“Just a few times so far. It wasn’t as bad as I’ve heard but I definitely hurled.” They both smiled. Ramona started to relax. Perhaps this wouldn’t be so bad after all. She did need to talk to someone and Becky’s bedside manner made her feel like she could finally let some of her pain out.

A few minutes later they walked up to a modest apartment building. As they headed up the flight of stairs Ramona said, “Oh, I forgot. Thank you for this, and thanks for the tea. It’s been a while since . . .”

“No worries,” Becky quickly replied. “Like I said, I am here to help out. Someone showed kindness to me and changed my perspective on life.” They walked into the tiny but welcoming main room. Phredy was finally free from his leash and bounced around excitedly. “You see, Ramona, I try to be aware of God’s leading and He obviously led me to you!”

“Oh, no!” Ramona thought. She suddenly felt weak in the knees. “Another religious zealot! What did I get myself into? I let down my guard and got trapped by another one. Why was I so stupid? I’m better off dealing with this problem myself.” Fear rushed in and overwhelmed her for a moment. Must condemnation be her lot in life? And this . . . this baby, some people called it a fetus, whatever, this baby was really more like a forbidding, future death sentence. A dark thought clouded her mind for a moment. She could bring this whole thing to a sudden stop. Maybe that was the best. Just end it; maybe her and the baby. That’s why cowering under the bridge seemed so . . . appropriate. The railing above was convenient. She suddenly realized Becky was staring at her with a worried, almost frightened look.

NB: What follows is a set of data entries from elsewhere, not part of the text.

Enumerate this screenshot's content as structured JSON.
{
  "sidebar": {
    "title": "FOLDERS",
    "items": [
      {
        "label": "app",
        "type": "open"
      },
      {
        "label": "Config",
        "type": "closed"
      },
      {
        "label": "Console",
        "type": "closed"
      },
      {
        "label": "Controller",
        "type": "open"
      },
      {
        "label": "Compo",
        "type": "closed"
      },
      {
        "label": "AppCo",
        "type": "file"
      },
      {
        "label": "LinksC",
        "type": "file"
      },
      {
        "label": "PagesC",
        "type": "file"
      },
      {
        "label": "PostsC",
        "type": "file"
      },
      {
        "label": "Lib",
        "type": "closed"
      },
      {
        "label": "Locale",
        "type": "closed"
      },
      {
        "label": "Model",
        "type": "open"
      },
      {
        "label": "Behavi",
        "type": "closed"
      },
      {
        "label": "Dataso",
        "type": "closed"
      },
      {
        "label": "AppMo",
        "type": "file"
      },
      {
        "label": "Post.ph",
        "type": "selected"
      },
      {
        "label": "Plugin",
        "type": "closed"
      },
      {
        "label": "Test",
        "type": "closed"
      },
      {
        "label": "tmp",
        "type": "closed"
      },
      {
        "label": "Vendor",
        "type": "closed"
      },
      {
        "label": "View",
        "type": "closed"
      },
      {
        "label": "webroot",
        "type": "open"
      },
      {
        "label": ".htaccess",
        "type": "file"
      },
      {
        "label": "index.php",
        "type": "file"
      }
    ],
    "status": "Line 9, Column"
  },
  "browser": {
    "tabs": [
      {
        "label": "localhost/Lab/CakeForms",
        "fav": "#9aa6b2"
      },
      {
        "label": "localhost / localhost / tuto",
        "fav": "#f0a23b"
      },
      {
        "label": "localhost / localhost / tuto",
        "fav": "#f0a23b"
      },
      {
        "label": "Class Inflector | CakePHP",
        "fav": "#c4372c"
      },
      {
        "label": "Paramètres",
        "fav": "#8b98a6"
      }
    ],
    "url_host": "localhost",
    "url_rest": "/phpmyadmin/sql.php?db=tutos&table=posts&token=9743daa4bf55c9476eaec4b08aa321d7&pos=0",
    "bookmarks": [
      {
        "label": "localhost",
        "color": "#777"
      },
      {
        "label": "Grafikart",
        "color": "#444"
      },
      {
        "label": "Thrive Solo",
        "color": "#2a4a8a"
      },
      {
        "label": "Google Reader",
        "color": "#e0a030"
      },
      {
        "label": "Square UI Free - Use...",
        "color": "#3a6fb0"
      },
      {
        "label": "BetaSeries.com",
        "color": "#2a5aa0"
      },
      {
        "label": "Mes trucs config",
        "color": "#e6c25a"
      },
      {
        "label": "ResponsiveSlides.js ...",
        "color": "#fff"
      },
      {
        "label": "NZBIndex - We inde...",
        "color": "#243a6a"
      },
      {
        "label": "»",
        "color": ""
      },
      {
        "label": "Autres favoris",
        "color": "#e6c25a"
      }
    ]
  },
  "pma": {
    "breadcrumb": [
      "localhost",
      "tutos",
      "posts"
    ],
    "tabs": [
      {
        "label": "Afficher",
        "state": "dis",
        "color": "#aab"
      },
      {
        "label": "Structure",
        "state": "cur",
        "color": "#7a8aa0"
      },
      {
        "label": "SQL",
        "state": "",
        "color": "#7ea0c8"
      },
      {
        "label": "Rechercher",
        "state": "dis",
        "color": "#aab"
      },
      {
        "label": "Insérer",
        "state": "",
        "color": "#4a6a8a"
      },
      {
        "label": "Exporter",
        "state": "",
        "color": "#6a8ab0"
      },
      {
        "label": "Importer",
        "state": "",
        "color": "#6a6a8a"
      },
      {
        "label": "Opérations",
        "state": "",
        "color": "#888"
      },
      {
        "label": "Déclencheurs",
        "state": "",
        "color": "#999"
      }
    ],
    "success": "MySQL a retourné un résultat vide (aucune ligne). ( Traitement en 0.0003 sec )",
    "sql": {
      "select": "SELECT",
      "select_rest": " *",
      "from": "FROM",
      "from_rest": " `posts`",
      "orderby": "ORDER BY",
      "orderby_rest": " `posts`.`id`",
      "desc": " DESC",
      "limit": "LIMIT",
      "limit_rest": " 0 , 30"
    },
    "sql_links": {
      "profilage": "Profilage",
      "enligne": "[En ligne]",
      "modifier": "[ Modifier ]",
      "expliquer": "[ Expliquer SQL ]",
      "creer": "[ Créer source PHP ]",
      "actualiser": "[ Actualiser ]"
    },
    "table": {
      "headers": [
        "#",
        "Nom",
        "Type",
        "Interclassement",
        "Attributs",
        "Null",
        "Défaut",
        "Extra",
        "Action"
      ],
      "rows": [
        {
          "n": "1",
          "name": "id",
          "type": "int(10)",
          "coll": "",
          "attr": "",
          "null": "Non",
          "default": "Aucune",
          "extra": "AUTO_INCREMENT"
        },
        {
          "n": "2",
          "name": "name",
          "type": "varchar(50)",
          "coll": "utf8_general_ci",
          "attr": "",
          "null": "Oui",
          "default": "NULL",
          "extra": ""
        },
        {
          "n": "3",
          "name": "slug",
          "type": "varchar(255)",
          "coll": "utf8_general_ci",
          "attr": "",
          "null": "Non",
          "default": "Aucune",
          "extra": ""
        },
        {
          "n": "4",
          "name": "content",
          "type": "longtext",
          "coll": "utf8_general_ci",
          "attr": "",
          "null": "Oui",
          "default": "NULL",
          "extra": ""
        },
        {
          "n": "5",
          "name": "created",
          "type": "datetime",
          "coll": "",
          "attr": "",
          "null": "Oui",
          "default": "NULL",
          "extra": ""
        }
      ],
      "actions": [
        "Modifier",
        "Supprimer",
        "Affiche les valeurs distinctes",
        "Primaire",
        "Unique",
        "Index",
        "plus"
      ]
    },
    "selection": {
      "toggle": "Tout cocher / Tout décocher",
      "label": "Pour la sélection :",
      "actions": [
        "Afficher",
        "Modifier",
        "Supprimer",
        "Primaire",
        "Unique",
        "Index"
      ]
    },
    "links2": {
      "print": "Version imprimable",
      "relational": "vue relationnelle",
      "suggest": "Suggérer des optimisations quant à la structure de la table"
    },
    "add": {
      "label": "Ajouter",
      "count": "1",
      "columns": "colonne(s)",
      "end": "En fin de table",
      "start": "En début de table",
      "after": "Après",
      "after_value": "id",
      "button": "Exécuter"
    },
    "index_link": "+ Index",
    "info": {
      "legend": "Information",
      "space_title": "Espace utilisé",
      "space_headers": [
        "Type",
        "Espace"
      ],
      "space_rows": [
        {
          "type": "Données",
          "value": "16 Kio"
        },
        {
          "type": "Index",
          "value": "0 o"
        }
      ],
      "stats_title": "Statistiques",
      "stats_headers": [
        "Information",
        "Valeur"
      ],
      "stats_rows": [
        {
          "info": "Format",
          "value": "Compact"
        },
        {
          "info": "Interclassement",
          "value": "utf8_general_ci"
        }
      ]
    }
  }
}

“Are you OK,” she enquired? “You turned real white there for a second. It’s not morning, either. You’d better sit down.”

-To be Continued-